- TASK DIRECTIONS
Output all of the entries exactly as written.

- EXERCISE MATERIAL
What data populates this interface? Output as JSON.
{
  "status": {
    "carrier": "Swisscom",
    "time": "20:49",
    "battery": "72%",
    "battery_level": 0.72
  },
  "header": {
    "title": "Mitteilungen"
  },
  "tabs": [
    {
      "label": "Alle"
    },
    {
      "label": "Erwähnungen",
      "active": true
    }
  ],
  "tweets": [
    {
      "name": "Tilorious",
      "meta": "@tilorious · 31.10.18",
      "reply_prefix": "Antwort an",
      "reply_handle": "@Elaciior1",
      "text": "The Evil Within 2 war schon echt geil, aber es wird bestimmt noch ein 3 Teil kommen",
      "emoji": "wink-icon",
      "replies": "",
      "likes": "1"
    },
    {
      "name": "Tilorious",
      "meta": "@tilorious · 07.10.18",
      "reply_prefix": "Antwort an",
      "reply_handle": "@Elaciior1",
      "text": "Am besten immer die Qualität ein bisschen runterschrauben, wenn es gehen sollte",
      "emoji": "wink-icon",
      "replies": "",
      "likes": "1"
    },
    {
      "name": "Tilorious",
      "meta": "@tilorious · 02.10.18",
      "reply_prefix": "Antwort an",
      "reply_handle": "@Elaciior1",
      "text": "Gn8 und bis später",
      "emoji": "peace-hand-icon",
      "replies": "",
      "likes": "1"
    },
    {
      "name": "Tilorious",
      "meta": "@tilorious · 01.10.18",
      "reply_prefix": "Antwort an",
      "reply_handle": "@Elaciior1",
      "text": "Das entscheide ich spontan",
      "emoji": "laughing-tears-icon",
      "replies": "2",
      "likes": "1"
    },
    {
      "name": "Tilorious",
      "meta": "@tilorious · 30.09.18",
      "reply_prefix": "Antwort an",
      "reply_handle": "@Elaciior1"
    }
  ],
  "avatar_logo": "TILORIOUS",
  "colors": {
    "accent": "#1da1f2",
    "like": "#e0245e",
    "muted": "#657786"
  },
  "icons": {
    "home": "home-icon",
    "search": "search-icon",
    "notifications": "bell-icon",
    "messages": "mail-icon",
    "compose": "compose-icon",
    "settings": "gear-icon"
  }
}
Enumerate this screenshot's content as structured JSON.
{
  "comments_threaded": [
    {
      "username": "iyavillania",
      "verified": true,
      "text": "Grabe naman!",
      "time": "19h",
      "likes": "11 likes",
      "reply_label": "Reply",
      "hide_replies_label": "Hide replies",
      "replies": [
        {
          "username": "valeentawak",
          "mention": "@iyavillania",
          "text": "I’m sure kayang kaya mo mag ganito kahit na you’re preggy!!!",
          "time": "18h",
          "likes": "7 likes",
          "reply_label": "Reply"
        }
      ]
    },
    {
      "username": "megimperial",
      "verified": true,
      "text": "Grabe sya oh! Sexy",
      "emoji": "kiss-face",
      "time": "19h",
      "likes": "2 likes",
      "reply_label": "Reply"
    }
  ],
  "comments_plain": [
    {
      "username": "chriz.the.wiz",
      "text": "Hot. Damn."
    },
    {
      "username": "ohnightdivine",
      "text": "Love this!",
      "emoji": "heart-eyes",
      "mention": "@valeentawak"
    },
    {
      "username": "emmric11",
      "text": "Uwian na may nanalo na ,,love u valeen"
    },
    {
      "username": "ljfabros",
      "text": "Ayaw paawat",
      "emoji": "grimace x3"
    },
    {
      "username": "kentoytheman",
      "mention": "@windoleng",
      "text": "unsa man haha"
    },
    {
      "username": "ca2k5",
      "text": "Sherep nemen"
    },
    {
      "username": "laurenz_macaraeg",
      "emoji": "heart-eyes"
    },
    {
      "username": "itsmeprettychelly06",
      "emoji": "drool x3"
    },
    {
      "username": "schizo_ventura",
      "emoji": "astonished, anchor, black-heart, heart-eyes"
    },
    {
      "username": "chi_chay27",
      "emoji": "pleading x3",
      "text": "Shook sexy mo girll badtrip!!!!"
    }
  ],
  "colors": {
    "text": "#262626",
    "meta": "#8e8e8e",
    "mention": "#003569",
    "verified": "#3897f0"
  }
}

- ANSWER
What data populates this interface? Output as JSON.
{
  "status": {
    "carrier": "Swisscom",
    "time": "20:49",
    "battery": "72%",
    "battery_level": 0.72
  },
  "header": {
    "title": "Mitteilungen"
  },
  "tabs": [
    {
      "label": "Alle"
    },
    {
      "label": "Erwähnungen",
      "active": true
    }
  ],
  "tweets": [
    {
      "name": "Tilorious",
      "meta": "@tilorious · 31.10.18",
      "reply_prefix": "Antwort an",
      "reply_handle": "@Elaciior1",
      "text": "The Evil Within 2 war schon echt geil, aber es wird bestimmt noch ein 3 Teil kommen",
      "emoji": "wink-icon",
      "replies": "",
      "likes": "1"
    },
    {
      "name": "Tilorious",
      "meta": "@tilorious · 07.10.18",
      "reply_prefix": "Antwort an",
      "reply_handle": "@Elaciior1",
      "text": "Am besten immer die Qualität ein bisschen runterschrauben, wenn es gehen sollte",
      "emoji": "wink-icon",
      "replies": "",
      "likes": "1"
    },
    {
      "name": "Tilorious",
      "meta": "@tilorious · 02.10.18",
      "reply_prefix": "Antwort an",
      "reply_handle": "@Elaciior1",
      "text": "Gn8 und bis später",
      "emoji": "peace-hand-icon",
      "replies": "",
      "likes": "1"
    },
    {
      "name": "Tilorious",
      "meta": "@tilorious · 01.10.18",
      "reply_prefix": "Antwort an",
      "reply_handle": "@Elaciior1",
      "text": "Das entscheide ich spontan",
      "emoji": "laughing-tears-icon",
      "replies": "2",
      "likes": "1"
    },
    {
      "name": "Tilorious",
      "meta": "@tilorious · 30.09.18",
      "reply_prefix": "Antwort an",
      "reply_handle": "@Elaciior1"
    }
  ],
  "avatar_logo": "TILORIOUS",
  "colors": {
    "accent": "#1da1f2",
    "like": "#e0245e",
    "muted": "#657786"
  },
  "icons": {
    "home": "home-icon",
    "search": "search-icon",
    "notifications": "bell-icon",
    "messages": "mail-icon",
    "compose": "compose-icon",
    "settings": "gear-icon"
  }
}
Enumerate this screenshot's content as structured JSON.
{
  "comments_threaded": [
    {
      "username": "iyavillania",
      "verified": true,
      "text": "Grabe naman!",
      "time": "19h",
      "likes": "11 likes",
      "reply_label": "Reply",
      "hide_replies_label": "Hide replies",
      "replies": [
        {
          "username": "valeentawak",
          "mention": "@iyavillania",
          "text": "I’m sure kayang kaya mo mag ganito kahit na you’re preggy!!!",
          "time": "18h",
          "likes": "7 likes",
          "reply_label": "Reply"
        }
      ]
    },
    {
      "username": "megimperial",
      "verified": true,
      "text": "Grabe sya oh! Sexy",
      "emoji": "kiss-face",
      "time": "19h",
      "likes": "2 likes",
      "reply_label": "Reply"
    }
  ],
  "comments_plain": [
    {
      "username": "chriz.the.wiz",
      "text": "Hot. Damn."
    },
    {
      "username": "ohnightdivine",
      "text": "Love this!",
      "emoji": "heart-eyes",
      "mention": "@valeentawak"
    },
    {
      "username": "emmric11",
      "text": "Uwian na may nanalo na ,,love u valeen"
    },
    {
      "username": "ljfabros",
      "text": "Ayaw paawat",
      "emoji": "grimace x3"
    },
    {
      "username": "kentoytheman",
      "mention": "@windoleng",
      "text": "unsa man haha"
    },
    {
      "username": "ca2k5",
      "text": "Sherep nemen"
    },
    {
      "username": "laurenz_macaraeg",
      "emoji": "heart-eyes"
    },
    {
      "username": "itsmeprettychelly06",
      "emoji": "drool x3"
    },
    {
      "username": "schizo_ventura",
      "emoji": "astonished, anchor, black-heart, heart-eyes"
    },
    {
      "username": "chi_chay27",
      "emoji": "pleading x3",
      "text": "Shook sexy mo girll badtrip!!!!"
    }
  ],
  "colors": {
    "text": "#262626",
    "meta": "#8e8e8e",
    "mention": "#003569",
    "verified": "#3897f0"
  }
}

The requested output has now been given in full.